However, in ‘Requiem’, the poet faces the most insubstantial, yet the most inescapable distinction – death. This poem, a paean to her mother, is full of a much more human emotion: dealing with coming loss, and the small, indefinable ways that life changes when a loved one has gone:
The fact that I can’t see you
That now we can’t meet anymore,
That I go to
Pick up the phone we used to talk on
And stop my hand in midair –
None of that means that you aren’t here […]
While the actual moment of death is noted in the poem as a small time/date reference, the ripples from that moment feature large in the rest of the poem. Blandiana takes the bold step of denoting that the act of dying is not the primary element of death, of crossing that boundary. The primary element is the way in which life is changed, and whether we choose to remember the lost.
Michael Lee, in his poem ‘Pass On’, notes “when we die, we go everywhere / there is always a breath of wind somewhere” – there is much of this feeling in Blandiana’s eulogy to her departed mother.
This collection strips back to the heart and muscle the poet’s understanding of her country, raising a fist towards the boundaries between physical and metaphysical, while exploring an the silence and space between people and between moments in life. There is a melancholy to much of the poems, but there is still hope and patience in the collection.
Everything is too far away,
Or else too close […]
We all live in a world where boundaries and divisions have become so commonplace, we barely notice how many we clamber over on any given day. Yet, Blandiana can still demonstrate the poignancy of boundaries, the ineffectuality of enforced division, can still speak to the heart of what is sad about separation without the bombast and rhetoric too often used in this area.
She is soft-spoken, yet each carefully chosen word is loaded with meaning, connotation and to move even a fraction out of place would cause the whole elaborately beautiful display to fall apart before both author and audience. Adam Falkner notes that poets spend time writing towards the silences in their life, exploring those areas not normally looked into; Blandiana embraces this concept with this collection. In the concluding poem ‘Country of Unease’, she acknowledges that “This is a country of unease” and asks:
Will I manage some day
To decipher the traces that no-one else can see
But that I know are there, and waiting
For me to write them out […]

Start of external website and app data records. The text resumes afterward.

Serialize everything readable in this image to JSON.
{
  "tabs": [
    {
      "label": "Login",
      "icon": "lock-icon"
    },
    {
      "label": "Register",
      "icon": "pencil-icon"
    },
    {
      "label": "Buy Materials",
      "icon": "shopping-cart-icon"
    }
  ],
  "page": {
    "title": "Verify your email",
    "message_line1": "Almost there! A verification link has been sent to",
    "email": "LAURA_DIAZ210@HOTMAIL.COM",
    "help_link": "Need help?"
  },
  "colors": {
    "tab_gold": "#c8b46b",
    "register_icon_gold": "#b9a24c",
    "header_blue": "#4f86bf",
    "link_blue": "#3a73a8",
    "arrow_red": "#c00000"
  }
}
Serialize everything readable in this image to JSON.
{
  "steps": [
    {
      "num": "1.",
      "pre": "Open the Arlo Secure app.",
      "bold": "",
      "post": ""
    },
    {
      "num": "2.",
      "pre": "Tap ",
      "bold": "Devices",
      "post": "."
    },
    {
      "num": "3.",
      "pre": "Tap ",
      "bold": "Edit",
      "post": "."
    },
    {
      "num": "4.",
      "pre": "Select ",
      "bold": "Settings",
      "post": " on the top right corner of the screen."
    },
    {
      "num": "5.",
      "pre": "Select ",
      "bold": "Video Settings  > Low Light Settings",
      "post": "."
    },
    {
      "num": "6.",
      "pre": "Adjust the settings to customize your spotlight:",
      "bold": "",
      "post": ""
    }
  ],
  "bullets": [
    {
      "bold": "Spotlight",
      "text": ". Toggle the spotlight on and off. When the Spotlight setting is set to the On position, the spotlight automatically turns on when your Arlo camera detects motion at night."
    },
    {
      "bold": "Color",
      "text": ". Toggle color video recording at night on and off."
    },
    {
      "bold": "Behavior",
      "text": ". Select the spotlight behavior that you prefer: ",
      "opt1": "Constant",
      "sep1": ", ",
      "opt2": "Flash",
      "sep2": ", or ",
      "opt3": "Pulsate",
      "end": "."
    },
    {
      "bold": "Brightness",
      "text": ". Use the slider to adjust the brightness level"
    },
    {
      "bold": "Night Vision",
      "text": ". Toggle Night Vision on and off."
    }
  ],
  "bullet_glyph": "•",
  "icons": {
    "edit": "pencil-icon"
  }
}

There is something incredibly calming about spaces in the world, and there is something concrete about how Blandiana explores the spaces she knows. Her eloquence evokes a clear understanding of her world, and this eloquence connects all those who read these poems, no matter their origins.